Subject Source: Local sources
Scope Note: After the entry of the United States into World War II, the Curtis-Wright Corporation, a leading producer of planes for the war effort, experienced extreme labor shortages as increasing numbers of men were recruited for military efforts. In an effort to alleviate these shortages and keep up with production demands, the aeronautics corporation proposed the creation of a training program for women who were mathematically inclined or whom had previously demonstrated proficiency in science. The program was to be an extremely abbreviated introduction to aeronautical engineering that would prepare the women for entry level positions with Curtiss-Wright so that men currently employed by the company could be promoted to more advanced positions. The Cadette program was similar to, but much less known than, the Women Airforce Service Pilots (WASP), the United States Coast Guard Reserve (SPARS), and the Rosie the Riveter/ Wanda the Welder campaigns. The Engineering Cadette Program was started in 1943 at seven universities: Purdue University, Cornell, Pennsylvania State University, University of Minnesota, Iowa State University, Rensselear University, and University of Texas. During their time in the program, the women’s educational and lodging costs were covered by CurtissWright, and they received a $10 per week stipend. Classes were rigorous, with the women expected to dedicate a minimum of 50 hours per week to classes and study. The graduates of 1943 completed two and a half years of engineering curriculum in ten months, with subsequent graduating classes completing the work in even less time. Upon completion of the program, the women were assigned positions in one of five Curtiss-Wright facilities in the country, with varying roles and responsibilities. Once the war was over, the majority of the women were replaced by returning male soldiers, and it does not appear that the Curtiss-Wright Corporation kept is promise of additional funding for them to complete their engineering degrees. Many women did, however, subsequently complete degrees at universities nationwide and went on to various careers and roles within their respective communities.

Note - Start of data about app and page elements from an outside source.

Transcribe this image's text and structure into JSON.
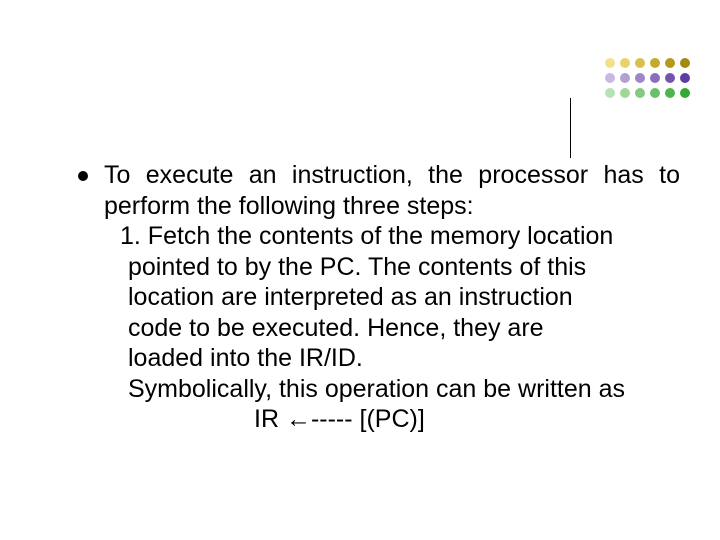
{
  "decoration": {
    "dot_colors_row1": [
      "#f5e08a",
      "#e8d36a",
      "#d7c14d",
      "#c4aa2c",
      "#b59a1a",
      "#a3890e"
    ],
    "dot_colors_row2": [
      "#c9b8e0",
      "#b49fd4",
      "#9f86c8",
      "#8a6dbc",
      "#7554b0",
      "#5f3ba4"
    ],
    "dot_colors_row3": [
      "#b9e2b4",
      "#9fd79b",
      "#84cb81",
      "#6ac068",
      "#50b44e",
      "#36a935"
    ]
  },
  "content": {
    "intro": "To execute an instruction, the processor  has to perform the following three steps:",
    "step1_l1": "1. Fetch the contents of the memory location",
    "step1_l2": "pointed to by the PC. The contents  of this",
    "step1_l3": "location are interpreted as an instruction",
    "step1_l4": "code to be executed. Hence, they are",
    "step1_l5": " loaded into the IR/ID.",
    "sym_l1": "Symbolically, this operation can be written as",
    "formula": "IR ←----- [(PC)]"
  }
}
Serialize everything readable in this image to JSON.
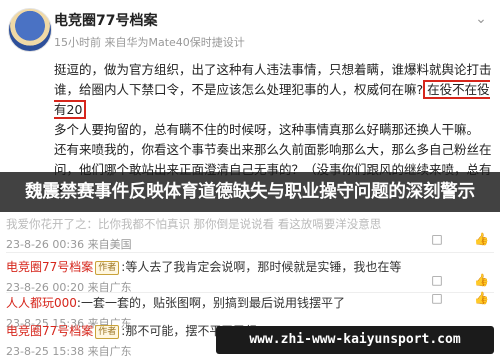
{
  "post": {
    "author": "电竞圈77号档案",
    "meta": "15小时前  来自华为Mate40保时捷设计",
    "lines": [
      "挺逗的，做为官方组织，出了这种有人违法事情，只想着瞒，谁爆料就舆论打击",
      "谁，给圈内人下禁口令，不是应该怎么处理犯事的人，权威何在嘛?",
      "在役不在役有20",
      "多个人要拘留的，总有瞒不住的时候呀，这种事情真那么好瞒那还换人干嘛。",
      "还有来喷我的，你看这个事节奏出来那么久前面影响那么大，那么多自己粉丝在",
      "问，他们哪个敢站出来正面澄清自己无事的？（没事你们跟风的继续来喷，总有执"
    ]
  },
  "banner": {
    "text": "魏震禁赛事件反映体育道德缺失与职业操守问题的深刻警示"
  },
  "comments": [
    {
      "faded_text": "我爱你花开了之：比你我都不怕真识 那你倒是说说看 看这放嗝要洋没意思",
      "meta": "23-8-26 00:36  来自美国"
    },
    {
      "author": "电竞圈77号档案",
      "tag": "作者",
      "text": ":等人去了我肯定会说啊，那时候就是实锤，我也在等",
      "meta": "23-8-26 00:20  来自广东"
    },
    {
      "author": "人人都玩000",
      "text": ":一套一套的，贴张图啊，别搞到最后说用钱摆平了",
      "meta": "23-8-25 15:36  来自广东"
    },
    {
      "author": "电竞圈77号档案",
      "tag": "作者",
      "text": ":那不可能，摆不平了已经",
      "meta": "23-8-25 15:38  来自广东"
    }
  ],
  "watermark": {
    "text": "www.zhi-www-kaiyunsport.com"
  }
}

Found in 1 Collection or Record:

Mary Lou Schiltz papers on Purdue in World War Two

 Collection — Box Communal Collections 66, Placement: 09
Identifier: MSA 370
Overview The collection contains materials related to Purdue's campus and student body, particularly women, during World War Two.
Dates: 1942 - 1943